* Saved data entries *
Segment Open

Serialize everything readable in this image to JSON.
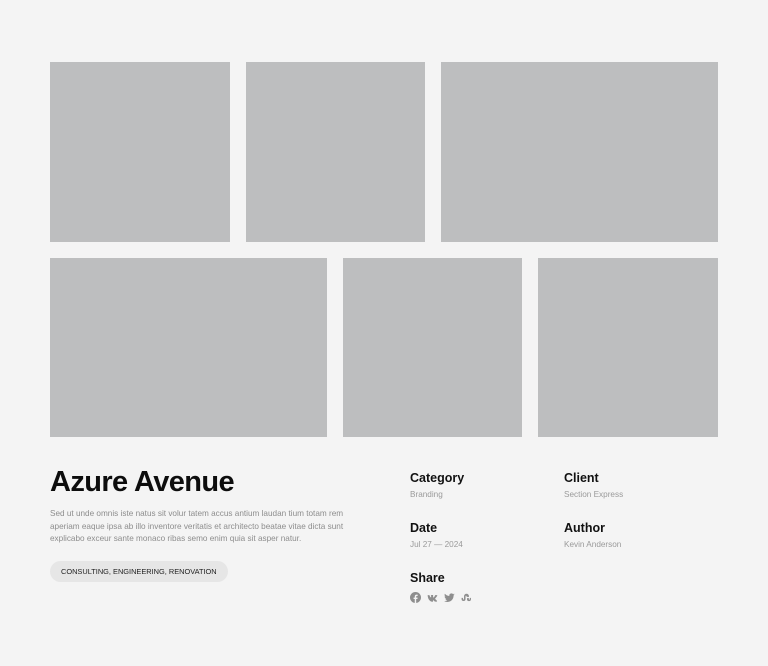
{
  "gallery": {
    "tiles": [
      "image-1",
      "image-2",
      "image-3",
      "image-4",
      "image-5",
      "image-6"
    ],
    "placeholder_color": "#bdbebf"
  },
  "project": {
    "title": "Azure Avenue",
    "description": "Sed ut unde omnis iste natus sit volur tatem accus antium laudan tium totam rem aperiam eaque ipsa ab illo inventore veritatis et architecto beatae vitae dicta sunt explicabo exceur sante monaco ribas semo enim quia sit asper natur.",
    "tags": "CONSULTING, ENGINEERING, RENOVATION"
  },
  "meta": {
    "category": {
      "label": "Category",
      "value": "Branding"
    },
    "client": {
      "label": "Client",
      "value": "Section Express"
    },
    "date": {
      "label": "Date",
      "value": "Jul 27 — 2024"
    },
    "author": {
      "label": "Author",
      "value": "Kevin Anderson"
    },
    "share": {
      "label": "Share",
      "icons": [
        "facebook-icon",
        "vk-icon",
        "twitter-icon",
        "stumbleupon-icon"
      ],
      "icon_color": "#8e8e8e"
    }
  },
  "colors": {
    "background": "#f4f4f4",
    "heading": "#0d0d0d",
    "muted_text": "#9a9a9a",
    "tag_background": "#e6e6e6"
  }
}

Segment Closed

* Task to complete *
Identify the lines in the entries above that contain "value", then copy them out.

* Exercise solution *
      "value": "Branding"
      "value": "Section Express"
      "value": "Jul 27 — 2024"
      "value": "Kevin Anderson"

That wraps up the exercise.